Data to use: Begin

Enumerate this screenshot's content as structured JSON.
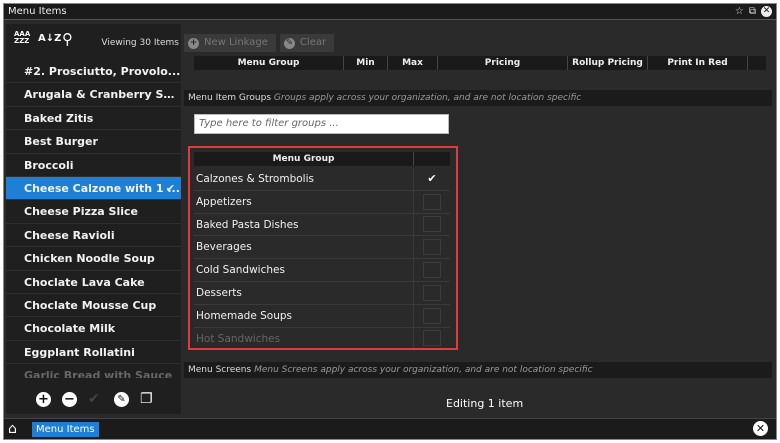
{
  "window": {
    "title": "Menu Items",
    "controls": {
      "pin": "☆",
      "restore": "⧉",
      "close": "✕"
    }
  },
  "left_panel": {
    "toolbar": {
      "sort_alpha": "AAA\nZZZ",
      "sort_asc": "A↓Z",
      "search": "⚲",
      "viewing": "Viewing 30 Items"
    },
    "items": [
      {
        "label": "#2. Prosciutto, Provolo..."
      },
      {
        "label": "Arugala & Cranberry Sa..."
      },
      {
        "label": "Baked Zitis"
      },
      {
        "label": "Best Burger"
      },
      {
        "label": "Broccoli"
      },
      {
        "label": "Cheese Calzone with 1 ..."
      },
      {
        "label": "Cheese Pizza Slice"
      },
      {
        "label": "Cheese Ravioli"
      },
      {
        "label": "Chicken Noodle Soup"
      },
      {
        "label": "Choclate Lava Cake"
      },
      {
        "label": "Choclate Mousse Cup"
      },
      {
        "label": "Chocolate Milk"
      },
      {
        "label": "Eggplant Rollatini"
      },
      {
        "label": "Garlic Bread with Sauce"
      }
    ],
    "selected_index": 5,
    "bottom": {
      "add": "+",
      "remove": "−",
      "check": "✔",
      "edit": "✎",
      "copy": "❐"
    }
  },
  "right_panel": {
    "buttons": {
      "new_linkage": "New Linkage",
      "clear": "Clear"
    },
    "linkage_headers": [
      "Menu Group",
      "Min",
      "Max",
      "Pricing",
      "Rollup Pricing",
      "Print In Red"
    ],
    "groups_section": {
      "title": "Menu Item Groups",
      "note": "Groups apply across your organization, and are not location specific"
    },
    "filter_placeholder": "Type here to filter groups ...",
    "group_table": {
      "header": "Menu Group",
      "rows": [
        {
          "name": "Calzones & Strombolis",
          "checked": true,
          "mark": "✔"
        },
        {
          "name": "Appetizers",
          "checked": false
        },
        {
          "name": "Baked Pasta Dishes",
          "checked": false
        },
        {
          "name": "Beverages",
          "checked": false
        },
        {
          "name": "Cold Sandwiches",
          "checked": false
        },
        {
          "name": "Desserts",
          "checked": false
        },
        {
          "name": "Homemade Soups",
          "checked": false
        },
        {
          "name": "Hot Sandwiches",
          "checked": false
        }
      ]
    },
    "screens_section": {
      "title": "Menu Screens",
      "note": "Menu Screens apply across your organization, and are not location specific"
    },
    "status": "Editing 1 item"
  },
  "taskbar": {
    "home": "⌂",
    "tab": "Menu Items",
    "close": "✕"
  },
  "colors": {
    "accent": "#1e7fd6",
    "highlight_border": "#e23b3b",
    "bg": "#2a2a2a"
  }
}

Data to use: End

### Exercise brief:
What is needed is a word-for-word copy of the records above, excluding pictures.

### The answer:
Enumerate this screenshot's content as structured JSON.
{
  "window": {
    "title": "Menu Items",
    "controls": {
      "pin": "☆",
      "restore": "⧉",
      "close": "✕"
    }
  },
  "left_panel": {
    "toolbar": {
      "sort_alpha": "AAA\nZZZ",
      "sort_asc": "A↓Z",
      "search": "⚲",
      "viewing": "Viewing 30 Items"
    },
    "items": [
      {
        "label": "#2. Prosciutto, Provolo..."
      },
      {
        "label": "Arugala & Cranberry Sa..."
      },
      {
        "label": "Baked Zitis"
      },
      {
        "label": "Best Burger"
      },
      {
        "label": "Broccoli"
      },
      {
        "label": "Cheese Calzone with 1 ..."
      },
      {
        "label": "Cheese Pizza Slice"
      },
      {
        "label": "Cheese Ravioli"
      },
      {
        "label": "Chicken Noodle Soup"
      },
      {
        "label": "Choclate Lava Cake"
      },
      {
        "label": "Choclate Mousse Cup"
      },
      {
        "label": "Chocolate Milk"
      },
      {
        "label": "Eggplant Rollatini"
      },
      {
        "label": "Garlic Bread with Sauce"
      }
    ],
    "selected_index": 5,
    "bottom": {
      "add": "+",
      "remove": "−",
      "check": "✔",
      "edit": "✎",
      "copy": "❐"
    }
  },
  "right_panel": {
    "buttons": {
      "new_linkage": "New Linkage",
      "clear": "Clear"
    },
    "linkage_headers": [
      "Menu Group",
      "Min",
      "Max",
      "Pricing",
      "Rollup Pricing",
      "Print In Red"
    ],
    "groups_section": {
      "title": "Menu Item Groups",
      "note": "Groups apply across your organization, and are not location specific"
    },
    "filter_placeholder": "Type here to filter groups ...",
    "group_table": {
      "header": "Menu Group",
      "rows": [
        {
          "name": "Calzones & Strombolis",
          "checked": true,
          "mark": "✔"
        },
        {
          "name": "Appetizers",
          "checked": false
        },
        {
          "name": "Baked Pasta Dishes",
          "checked": false
        },
        {
          "name": "Beverages",
          "checked": false
        },
        {
          "name": "Cold Sandwiches",
          "checked": false
        },
        {
          "name": "Desserts",
          "checked": false
        },
        {
          "name": "Homemade Soups",
          "checked": false
        },
        {
          "name": "Hot Sandwiches",
          "checked": false
        }
      ]
    },
    "screens_section": {
      "title": "Menu Screens",
      "note": "Menu Screens apply across your organization, and are not location specific"
    },
    "status": "Editing 1 item"
  },
  "taskbar": {
    "home": "⌂",
    "tab": "Menu Items",
    "close": "✕"
  },
  "colors": {
    "accent": "#1e7fd6",
    "highlight_border": "#e23b3b",
    "bg": "#2a2a2a"
  }
}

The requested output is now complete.